┌─ Supplied material

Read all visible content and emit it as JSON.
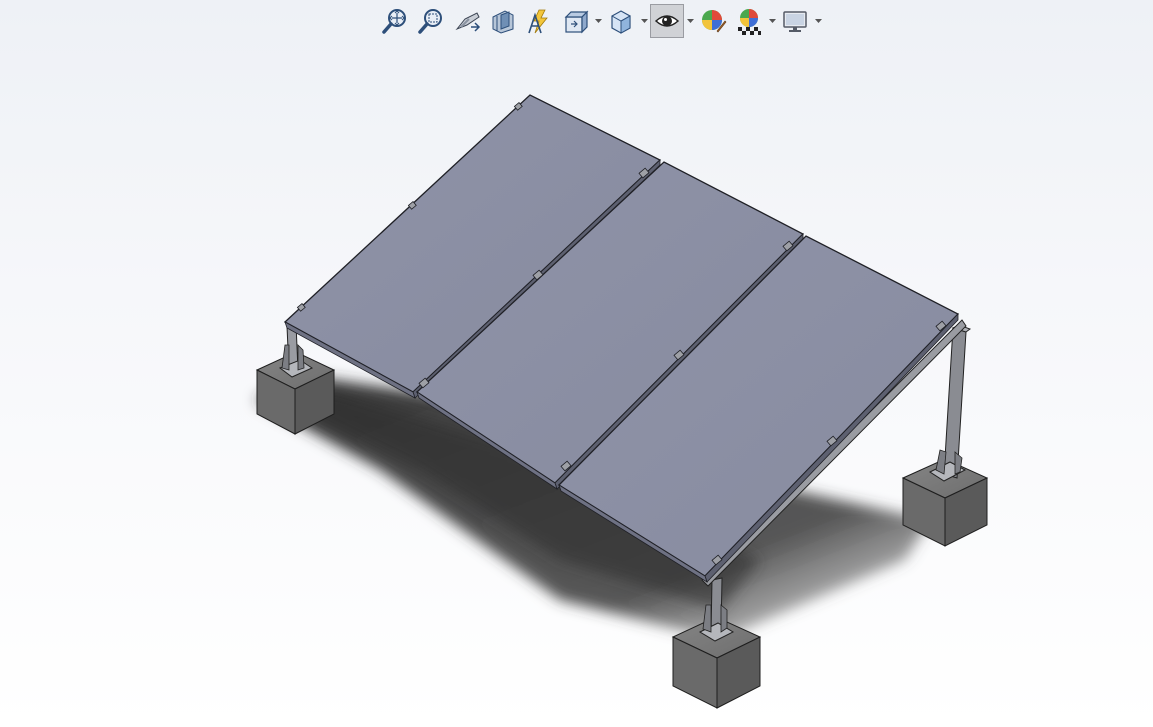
{
  "app": {
    "view": "3d-model-viewport"
  },
  "toolbar": {
    "buttons": [
      {
        "name": "zoom-to-fit-icon",
        "has_dropdown": false
      },
      {
        "name": "zoom-to-area-icon",
        "has_dropdown": false
      },
      {
        "name": "previous-view-icon",
        "has_dropdown": false
      },
      {
        "name": "section-view-icon",
        "has_dropdown": false
      },
      {
        "name": "dynamic-annotation-view-icon",
        "has_dropdown": false
      },
      {
        "name": "view-orientation-icon",
        "has_dropdown": true
      },
      {
        "name": "display-style-icon",
        "has_dropdown": true
      },
      {
        "name": "hide-show-items-icon",
        "has_dropdown": true,
        "active": true
      },
      {
        "name": "edit-appearance-icon",
        "has_dropdown": false
      },
      {
        "name": "apply-scene-icon",
        "has_dropdown": true
      },
      {
        "name": "view-settings-icon",
        "has_dropdown": true
      }
    ]
  },
  "model": {
    "description_visible": false,
    "panel_color": "#8c90a4",
    "panel_edge_color": "#2a2c33",
    "concrete_color": "#6f6f6f",
    "steel_color": "#8e9095",
    "shadow_color": "#3a3a3a"
  }
}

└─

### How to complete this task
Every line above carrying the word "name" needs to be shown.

### Solution for this task
        "name": "zoom-to-fit-icon",
        "name": "zoom-to-area-icon",
        "name": "previous-view-icon",
        "name": "section-view-icon",
        "name": "dynamic-annotation-view-icon",
        "name": "view-orientation-icon",
        "name": "display-style-icon",
        "name": "hide-show-items-icon",
        "name": "edit-appearance-icon",
        "name": "apply-scene-icon",
        "name": "view-settings-icon",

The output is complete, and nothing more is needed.